▶ _Directions_: The complete listing, repeated precisely, must form the answer.

▶ _The data_:
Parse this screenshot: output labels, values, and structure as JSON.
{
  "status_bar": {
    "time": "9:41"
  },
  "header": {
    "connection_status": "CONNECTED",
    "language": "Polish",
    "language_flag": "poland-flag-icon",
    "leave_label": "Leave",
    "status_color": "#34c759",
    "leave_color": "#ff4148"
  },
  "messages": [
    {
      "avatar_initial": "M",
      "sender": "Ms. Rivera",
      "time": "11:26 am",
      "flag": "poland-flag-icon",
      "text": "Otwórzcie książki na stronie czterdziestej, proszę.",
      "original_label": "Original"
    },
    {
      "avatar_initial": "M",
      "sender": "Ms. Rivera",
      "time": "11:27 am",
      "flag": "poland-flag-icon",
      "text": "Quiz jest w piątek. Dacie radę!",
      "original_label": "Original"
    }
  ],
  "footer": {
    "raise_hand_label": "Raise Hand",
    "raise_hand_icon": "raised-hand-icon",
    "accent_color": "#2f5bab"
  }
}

▶ _Task answer_:
Parse this screenshot: output labels, values, and structure as JSON.
{
  "status_bar": {
    "time": "9:41"
  },
  "header": {
    "connection_status": "CONNECTED",
    "language": "Polish",
    "language_flag": "poland-flag-icon",
    "leave_label": "Leave",
    "status_color": "#34c759",
    "leave_color": "#ff4148"
  },
  "messages": [
    {
      "avatar_initial": "M",
      "sender": "Ms. Rivera",
      "time": "11:26 am",
      "flag": "poland-flag-icon",
      "text": "Otwórzcie książki na stronie czterdziestej, proszę.",
      "original_label": "Original"
    },
    {
      "avatar_initial": "M",
      "sender": "Ms. Rivera",
      "time": "11:27 am",
      "flag": "poland-flag-icon",
      "text": "Quiz jest w piątek. Dacie radę!",
      "original_label": "Original"
    }
  ],
  "footer": {
    "raise_hand_label": "Raise Hand",
    "raise_hand_icon": "raised-hand-icon",
    "accent_color": "#2f5bab"
  }
}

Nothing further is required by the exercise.